• Parc du Bonheur d’occasion in St. Henri, named in honour of Gabrielle Roy’s celebrated 1945 novel about working class life in the area, is one of the smallest parks in Montréal. Measuring just under 300 square metres, the park fills a space in the streetscape that was likely created after a fire destroyed whatever building stood on the site previously, and now contains trees, a stone pathway, benches, and a bus shelter.

• The Robert-Bourassa hydroelectric complex is connected to Montréal by 60,000 km of aluminum power lines, which carry cheap, relatively clean energy to the city and beyond. Alanah Heffez draws light on some of the complexities and controversies of a development that is so important to the power needs of Montréal, yet due to its remote location 1,300 km north of the city, is often out of sight and mind for many city dwellers.
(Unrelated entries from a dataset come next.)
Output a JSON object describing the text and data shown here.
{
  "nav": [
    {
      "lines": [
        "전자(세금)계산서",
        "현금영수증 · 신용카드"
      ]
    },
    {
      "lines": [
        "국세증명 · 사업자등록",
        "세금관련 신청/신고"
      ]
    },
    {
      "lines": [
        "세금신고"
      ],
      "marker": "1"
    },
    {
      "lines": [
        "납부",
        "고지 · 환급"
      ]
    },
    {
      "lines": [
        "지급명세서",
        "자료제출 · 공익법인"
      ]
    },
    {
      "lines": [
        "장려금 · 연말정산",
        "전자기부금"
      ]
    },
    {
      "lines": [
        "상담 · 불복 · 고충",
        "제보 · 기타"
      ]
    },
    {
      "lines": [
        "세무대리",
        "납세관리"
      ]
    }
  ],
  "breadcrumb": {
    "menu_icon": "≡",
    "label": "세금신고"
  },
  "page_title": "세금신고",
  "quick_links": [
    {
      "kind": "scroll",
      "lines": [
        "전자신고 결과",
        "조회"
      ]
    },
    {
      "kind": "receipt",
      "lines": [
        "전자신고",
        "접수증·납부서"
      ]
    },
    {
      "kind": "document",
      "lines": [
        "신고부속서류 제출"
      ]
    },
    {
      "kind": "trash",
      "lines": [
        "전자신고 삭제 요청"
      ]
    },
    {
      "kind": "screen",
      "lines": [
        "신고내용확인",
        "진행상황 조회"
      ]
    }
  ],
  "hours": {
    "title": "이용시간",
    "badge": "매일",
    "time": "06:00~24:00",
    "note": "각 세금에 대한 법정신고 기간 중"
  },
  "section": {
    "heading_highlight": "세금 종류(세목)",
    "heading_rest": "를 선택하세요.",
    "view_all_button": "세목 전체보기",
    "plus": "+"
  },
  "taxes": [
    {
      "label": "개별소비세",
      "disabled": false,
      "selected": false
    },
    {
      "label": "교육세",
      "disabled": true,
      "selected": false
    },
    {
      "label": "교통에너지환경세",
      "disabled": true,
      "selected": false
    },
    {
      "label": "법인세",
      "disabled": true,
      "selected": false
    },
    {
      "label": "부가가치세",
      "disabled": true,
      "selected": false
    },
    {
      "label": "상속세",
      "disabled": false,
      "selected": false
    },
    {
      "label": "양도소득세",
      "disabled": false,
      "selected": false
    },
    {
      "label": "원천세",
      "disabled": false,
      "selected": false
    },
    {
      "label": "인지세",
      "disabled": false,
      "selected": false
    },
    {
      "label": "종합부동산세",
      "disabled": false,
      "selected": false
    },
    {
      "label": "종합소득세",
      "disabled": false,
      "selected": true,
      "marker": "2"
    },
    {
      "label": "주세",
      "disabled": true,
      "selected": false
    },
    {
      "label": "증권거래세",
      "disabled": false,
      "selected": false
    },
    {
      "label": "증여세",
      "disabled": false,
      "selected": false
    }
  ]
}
• Traveling deeper into the woods and higher up the hill, too dark for clear sight but surrounded by noise and guided by instinct, Christopher DeWolf cycles around the brooding dark mass that is Mount Royal at night, and shares his experiences.

Photo by Lily Pan